My narrative collage-paintings are an evolving, deeply personal reflection on my life and my family’s colorful history. I create two-dimensional vignettes made up of many layers. My paintings are created in oils on wood panel or canvas, but I often use a variety of processes and materials to achieve the finished work. I layer paint, cut-paper collage, different transparent tissues, vellums, fabrics, tin milagros and religious medals, even candy wrappers to create a dimensional and cohesive whole. Layering colors and textures, my aim is to create a shifting, dream-like atmosphere, a window into a different world.
My paintings often deal with the construction of identity; the way we gather items to ourselves-both sentimental ephemera, and the patchwork of memories, perceptions and vanities that we use to cobble together a sense of self. I often use scraps of ribbon and lace and broken bits of sentimental trinkets to embellish my paintings, or religious medals and tin milagros that speak to my Roman Catholic upbringing.
My work frequently explores issues of beauty, captivity, confinement and discomfort. The female figures that I paint are central to my work. Archetypal stand-ins, I wrap my characters in layers of tulle and lace. Frequently, I portray them entangled or framed in some kind of organic tangle of vegetative matter. There is an undercurrent of anxiety, and also purpose, to their actions. They are en route to mysterious destinations or engaged in inexplicable tasks. The viewer wonders about the role that these women play. The question of female sexual availability has always been one that interests me, and in my work I deliberately portray my characters in an undefined role, and as participants in a visual reality where they are the lone subjects.
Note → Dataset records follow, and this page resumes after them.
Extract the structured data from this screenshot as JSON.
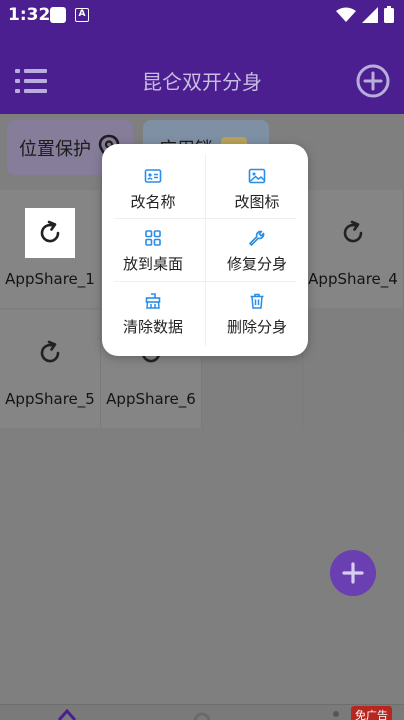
{
  "status": {
    "time": "1:32",
    "a_badge": "A"
  },
  "appbar": {
    "title": "昆仑双开分身"
  },
  "tags": {
    "location": "位置保护",
    "lock": "应用锁"
  },
  "apps": [
    {
      "label": "AppShare_1"
    },
    {
      "label": "AppShare_4"
    },
    {
      "label": "AppShare_5"
    },
    {
      "label": "AppShare_6"
    }
  ],
  "popup": {
    "rename": "改名称",
    "change_icon": "改图标",
    "desktop": "放到桌面",
    "repair": "修复分身",
    "clear": "清除数据",
    "delete": "删除分身"
  },
  "ad": {
    "label": "免广告"
  },
  "colors": {
    "primary": "#4b1f8f",
    "accent": "#6a3fb2",
    "icon_blue": "#2a8ee8"
  }
}
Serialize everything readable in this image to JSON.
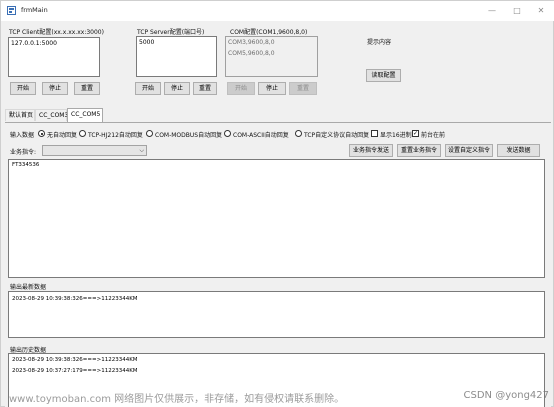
{
  "window": {
    "title": "frmMain",
    "minimize_glyph": "—",
    "maximize_glyph": "□",
    "close_glyph": "✕"
  },
  "tcp_client": {
    "label": "TCP Client配置(xx.x.xx.xx:3000)",
    "items": [
      "127.0.0.1:5000"
    ],
    "start": "开始",
    "stop": "停止",
    "reset": "重置"
  },
  "tcp_server": {
    "label": "TCP Server配置(端口号)",
    "items": [
      "5000"
    ],
    "start": "开始",
    "stop": "停止",
    "reset": "重置"
  },
  "com": {
    "label": "COM配置(COM1,9600,8,0)",
    "items": [
      "COM3,9600,8,0",
      "COM5,9600,8,0"
    ],
    "start": "开始",
    "stop": "停止",
    "reset": "重置"
  },
  "hint": {
    "label": "提示内容",
    "read_config": "读取配置"
  },
  "tabs": [
    "默认首页",
    "CC_COM3",
    "CC_COM5"
  ],
  "active_tab": "CC_COM5",
  "panel": {
    "input_label": "输入数据",
    "options": [
      "无自动回复",
      "TCP-HJ212自动回复",
      "COM-MODBUS自动回复",
      "COM-ASCII自动回复",
      "TCP自定义协议自动回复"
    ],
    "selected_option": "无自动回复",
    "hex_display": "显示16进制",
    "hex_checked": false,
    "top_most": "前台在前",
    "top_most_checked": true,
    "command_label": "业务指令:",
    "command_value": "",
    "send_command": "业务指令发送",
    "reset_command": "重置业务指令",
    "set_custom_command": "设置自定义指令",
    "send_data": "发送数据",
    "input_text": "FT334536",
    "latest_label": "输出最新数据",
    "latest_lines": [
      "2023-08-29 10:39:38:326===>11223344KM"
    ],
    "history_label": "输出历史数据",
    "history_lines": [
      "2023-08-29 10:39:38:326===>11223344KM",
      "2023-08-29 10:37:27:179===>11223344KM"
    ]
  },
  "watermark": {
    "text": "www.toymoban.com 网络图片仅供展示，非存储，如有侵权请联系删除。",
    "credit": "CSDN @yong427"
  },
  "colors": {
    "window_bg": "#f0f0f0",
    "button_bg": "#e1e1e1",
    "disabled_button_bg": "#cccccc",
    "text": "#000000"
  }
}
The carnival is another predominant theme in my work. My great-grandfather owned a travelling carnival called Prudent’s Amusement Shows, which toured through the 1950s and 1960s. I have often heard my mother and grandmother tell vivid stories about the many seasons they worked there, and this has given me a life-long enthusiasm for carnival culture. There is a sense of transience and grit which undergirds the brightness of this world, and that sense of unease draws me to try to capture that dreamlike feeling, the sense of something half-remembered. I’m inspired by the dizzying whirl of the carnival- the lights at night, the glitter, the bright faded metal structures looming against the sky, promising danger and a giddy rush of adrenaline.
These themes are intertwined with many other inspirations- the changing colors of sea and sky through different lights and weather that I observe in my tiny coastal hometown. Old-fashioned children’s illustrations, and the way that they tell a straightforward narrative but inform the telling with such a grace and elegance; among my favorites are Tenniel, Arthur Rackham and Hilary Knight. Victorian stage sets, and the atmosphere of willful, beautiful artificiality that they create; the stacked two-dimensional layers that together, form a living environment of depth and harmony. All these disparate elements serve to inform a world of my own making that I seek to make visible one small window at a time.